From the world of the dead I would like to meet William Wordsworth and Ralph Waldo Emerson for their uniqueness in their times, and the powerful imagination they had, and the matchless musicality in their language.
Fiona: What do you want written on your head stone and why ?
(What you look for is in you) I want this phrase to be written on my headstone because these are the words which a mysterious man in my dreams once told me, and when I woke up they were still resounding in my ears, after then, I decided to write the first book in my Trilogy depending on these words that represent the key to the right direction we all should take towards the true salvation from sadness, confusion, and pain.
Fiona: Other than writing do you have any hobbies ?
I like swimming, and I like looking from the heights to the angry sea, these are things that I really love and do. Sometimes I write some verse forms for amusement.

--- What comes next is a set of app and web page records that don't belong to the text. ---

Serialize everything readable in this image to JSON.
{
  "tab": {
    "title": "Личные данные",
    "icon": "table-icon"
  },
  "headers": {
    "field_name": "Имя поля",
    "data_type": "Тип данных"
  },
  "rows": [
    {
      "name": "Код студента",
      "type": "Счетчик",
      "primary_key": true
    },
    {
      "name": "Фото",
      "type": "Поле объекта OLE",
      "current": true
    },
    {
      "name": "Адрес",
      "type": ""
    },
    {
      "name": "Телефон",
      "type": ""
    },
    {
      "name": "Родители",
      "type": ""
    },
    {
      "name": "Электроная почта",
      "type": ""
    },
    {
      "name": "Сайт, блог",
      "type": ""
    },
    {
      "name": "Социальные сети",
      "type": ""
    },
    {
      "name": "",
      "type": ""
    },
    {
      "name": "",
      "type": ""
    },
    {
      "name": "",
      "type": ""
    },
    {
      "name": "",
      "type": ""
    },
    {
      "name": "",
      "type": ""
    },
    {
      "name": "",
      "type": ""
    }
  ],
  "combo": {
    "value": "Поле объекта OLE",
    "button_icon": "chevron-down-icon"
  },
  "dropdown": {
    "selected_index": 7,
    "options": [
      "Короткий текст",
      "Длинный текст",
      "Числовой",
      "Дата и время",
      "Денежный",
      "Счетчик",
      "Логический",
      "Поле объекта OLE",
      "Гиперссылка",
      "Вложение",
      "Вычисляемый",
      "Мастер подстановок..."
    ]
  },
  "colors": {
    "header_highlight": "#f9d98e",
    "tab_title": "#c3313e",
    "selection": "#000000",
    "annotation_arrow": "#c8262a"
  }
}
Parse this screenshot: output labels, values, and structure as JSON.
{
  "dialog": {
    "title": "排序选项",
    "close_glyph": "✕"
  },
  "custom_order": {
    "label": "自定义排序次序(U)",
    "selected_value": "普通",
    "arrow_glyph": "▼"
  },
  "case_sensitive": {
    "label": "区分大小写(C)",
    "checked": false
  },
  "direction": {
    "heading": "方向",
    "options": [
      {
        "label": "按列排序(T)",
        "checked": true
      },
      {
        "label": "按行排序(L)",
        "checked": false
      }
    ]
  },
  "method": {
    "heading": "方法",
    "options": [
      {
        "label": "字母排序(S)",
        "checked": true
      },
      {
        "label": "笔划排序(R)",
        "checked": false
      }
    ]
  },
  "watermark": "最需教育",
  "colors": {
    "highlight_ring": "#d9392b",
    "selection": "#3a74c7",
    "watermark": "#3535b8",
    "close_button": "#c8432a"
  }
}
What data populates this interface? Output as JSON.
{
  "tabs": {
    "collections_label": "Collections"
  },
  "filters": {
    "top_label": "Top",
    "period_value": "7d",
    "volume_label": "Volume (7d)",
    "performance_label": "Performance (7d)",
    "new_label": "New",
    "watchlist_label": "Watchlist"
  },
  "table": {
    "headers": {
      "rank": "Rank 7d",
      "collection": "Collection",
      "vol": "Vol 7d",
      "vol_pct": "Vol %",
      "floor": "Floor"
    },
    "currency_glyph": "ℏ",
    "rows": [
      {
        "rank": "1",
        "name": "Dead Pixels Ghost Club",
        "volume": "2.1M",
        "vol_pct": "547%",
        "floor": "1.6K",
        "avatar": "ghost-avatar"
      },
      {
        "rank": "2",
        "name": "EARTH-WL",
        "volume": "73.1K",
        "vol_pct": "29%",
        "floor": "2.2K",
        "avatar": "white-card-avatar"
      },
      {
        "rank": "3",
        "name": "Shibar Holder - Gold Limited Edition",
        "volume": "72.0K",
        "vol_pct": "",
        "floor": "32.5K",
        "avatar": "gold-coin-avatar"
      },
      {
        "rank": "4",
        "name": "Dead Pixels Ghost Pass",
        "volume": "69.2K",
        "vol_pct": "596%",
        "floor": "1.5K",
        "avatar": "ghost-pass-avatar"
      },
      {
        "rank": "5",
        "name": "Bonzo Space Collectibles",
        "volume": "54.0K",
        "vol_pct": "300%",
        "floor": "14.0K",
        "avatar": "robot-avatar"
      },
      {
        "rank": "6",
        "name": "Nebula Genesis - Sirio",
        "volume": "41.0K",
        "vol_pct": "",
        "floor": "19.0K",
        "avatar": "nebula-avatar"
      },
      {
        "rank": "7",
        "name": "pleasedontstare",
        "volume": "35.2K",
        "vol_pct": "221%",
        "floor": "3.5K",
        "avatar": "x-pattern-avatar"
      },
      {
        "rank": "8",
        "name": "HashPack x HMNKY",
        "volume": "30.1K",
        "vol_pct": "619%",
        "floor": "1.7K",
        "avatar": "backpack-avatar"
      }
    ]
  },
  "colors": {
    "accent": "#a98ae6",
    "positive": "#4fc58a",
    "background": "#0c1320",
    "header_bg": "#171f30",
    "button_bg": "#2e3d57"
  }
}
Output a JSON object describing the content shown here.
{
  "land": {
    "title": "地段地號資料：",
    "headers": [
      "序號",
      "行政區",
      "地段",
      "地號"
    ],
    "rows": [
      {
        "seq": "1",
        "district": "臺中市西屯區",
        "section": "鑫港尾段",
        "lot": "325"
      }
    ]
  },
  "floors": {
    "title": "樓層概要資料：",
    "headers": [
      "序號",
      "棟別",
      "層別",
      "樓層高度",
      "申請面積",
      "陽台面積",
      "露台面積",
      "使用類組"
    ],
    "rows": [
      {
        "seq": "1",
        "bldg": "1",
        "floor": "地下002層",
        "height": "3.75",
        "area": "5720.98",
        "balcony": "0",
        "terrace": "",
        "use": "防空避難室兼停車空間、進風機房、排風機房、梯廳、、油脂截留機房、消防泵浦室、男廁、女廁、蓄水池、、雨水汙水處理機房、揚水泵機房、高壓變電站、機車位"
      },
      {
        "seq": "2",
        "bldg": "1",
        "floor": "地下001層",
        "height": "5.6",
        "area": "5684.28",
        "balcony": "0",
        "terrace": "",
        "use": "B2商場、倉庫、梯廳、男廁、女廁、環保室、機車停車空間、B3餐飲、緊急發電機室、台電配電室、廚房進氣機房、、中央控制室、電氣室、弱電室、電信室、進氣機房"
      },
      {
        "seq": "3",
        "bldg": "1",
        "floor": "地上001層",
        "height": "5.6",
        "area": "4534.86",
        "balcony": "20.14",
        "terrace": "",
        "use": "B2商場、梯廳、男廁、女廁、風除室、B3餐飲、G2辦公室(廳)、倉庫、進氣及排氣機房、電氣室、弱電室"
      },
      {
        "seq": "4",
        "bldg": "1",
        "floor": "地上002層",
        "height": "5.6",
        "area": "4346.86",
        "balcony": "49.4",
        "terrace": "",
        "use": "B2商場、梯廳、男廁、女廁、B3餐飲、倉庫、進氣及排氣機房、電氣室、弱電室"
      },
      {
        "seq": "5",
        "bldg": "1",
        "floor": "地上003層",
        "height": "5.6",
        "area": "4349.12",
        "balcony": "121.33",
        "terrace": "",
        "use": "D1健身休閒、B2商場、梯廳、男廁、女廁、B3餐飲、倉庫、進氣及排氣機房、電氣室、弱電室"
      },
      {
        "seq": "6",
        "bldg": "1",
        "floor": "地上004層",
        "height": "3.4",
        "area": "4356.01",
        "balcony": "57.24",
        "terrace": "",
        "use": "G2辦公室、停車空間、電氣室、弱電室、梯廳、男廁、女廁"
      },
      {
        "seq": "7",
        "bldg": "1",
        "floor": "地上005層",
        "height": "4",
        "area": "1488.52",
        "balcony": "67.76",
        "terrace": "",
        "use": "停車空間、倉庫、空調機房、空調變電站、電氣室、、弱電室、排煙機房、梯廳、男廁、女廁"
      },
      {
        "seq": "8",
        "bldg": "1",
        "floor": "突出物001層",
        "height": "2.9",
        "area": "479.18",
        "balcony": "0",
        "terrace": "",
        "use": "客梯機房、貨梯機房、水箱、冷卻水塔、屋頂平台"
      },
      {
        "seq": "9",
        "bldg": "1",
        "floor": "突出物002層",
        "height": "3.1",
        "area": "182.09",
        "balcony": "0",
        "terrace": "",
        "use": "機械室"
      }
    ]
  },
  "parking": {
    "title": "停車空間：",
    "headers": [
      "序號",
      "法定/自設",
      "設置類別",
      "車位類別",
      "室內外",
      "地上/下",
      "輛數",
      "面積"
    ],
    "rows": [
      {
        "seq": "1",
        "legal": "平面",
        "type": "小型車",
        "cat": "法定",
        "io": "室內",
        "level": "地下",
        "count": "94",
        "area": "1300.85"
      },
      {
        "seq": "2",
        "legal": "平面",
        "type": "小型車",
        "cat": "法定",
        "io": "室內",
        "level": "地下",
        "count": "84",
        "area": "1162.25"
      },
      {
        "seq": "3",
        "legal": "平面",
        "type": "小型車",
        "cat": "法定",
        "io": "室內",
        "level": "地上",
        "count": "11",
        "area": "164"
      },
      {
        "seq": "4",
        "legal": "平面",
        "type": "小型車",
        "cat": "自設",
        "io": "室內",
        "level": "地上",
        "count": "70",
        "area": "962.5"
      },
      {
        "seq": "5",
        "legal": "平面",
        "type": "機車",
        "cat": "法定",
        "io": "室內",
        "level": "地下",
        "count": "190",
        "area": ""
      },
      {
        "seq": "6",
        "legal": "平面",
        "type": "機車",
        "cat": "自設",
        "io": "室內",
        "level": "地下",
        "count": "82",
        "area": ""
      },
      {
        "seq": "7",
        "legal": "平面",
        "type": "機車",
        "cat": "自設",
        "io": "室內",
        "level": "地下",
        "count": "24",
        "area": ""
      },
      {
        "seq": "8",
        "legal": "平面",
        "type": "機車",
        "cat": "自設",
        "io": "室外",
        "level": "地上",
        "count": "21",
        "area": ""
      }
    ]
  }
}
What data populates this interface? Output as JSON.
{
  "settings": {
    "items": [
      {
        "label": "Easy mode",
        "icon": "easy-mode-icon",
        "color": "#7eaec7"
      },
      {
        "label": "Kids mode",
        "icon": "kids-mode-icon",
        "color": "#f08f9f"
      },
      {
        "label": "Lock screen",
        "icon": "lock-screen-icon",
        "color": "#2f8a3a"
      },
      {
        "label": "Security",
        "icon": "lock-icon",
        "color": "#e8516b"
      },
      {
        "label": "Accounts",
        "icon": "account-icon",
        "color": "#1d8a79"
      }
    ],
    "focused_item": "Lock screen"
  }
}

Fiona: What TV shows/films do you enjoy watching?
I watch all the shows about magic, witchcraft, religious symbolism, historical fantasy religious history of civilizations, and fiction. I like all the movies that talk about things old, sacred, and mysterious.
Fiona: Favorite foods / Colors/ Music
I like traditional food, the deep blue color, and the instrumental music, and I listen to epic songs when writing. I spend long hours listening to Enya, my favorite voice.
Fiona: If you were not a writer what else would you like to have done?
A professor of philosophy.
Fiona: Do you have a blog/website? If so what is it?
Not yet. I’m found only in Facebook for the moment. Thank you very much.
I hope the first book of his new trilogy will get translated into English. From what I’ve read during this interview, it sounds pretty interesting. I noticed that he mentioned that he uses religious/spiritual overtones on his writing. I’m just wondering if it’ll be something like the Chronicles of Narnia from C. S. Lewis. We’ll never know till we read it, I guess. Thank you for introducing me to a new author, Fiona!
Fahmi Abassi said:
Happy to annonce the publication of the first book of the trilogy: “Ascent of Azariel” under the title: “The Isthmian Rift” from the publishing house of (Shoalet alebdaa) in The Egyptian Arabic Republic, and Which will be attending the International Book Fair in Alexandria at its 14th session that opened the doors Saturday 31 Mars 2018.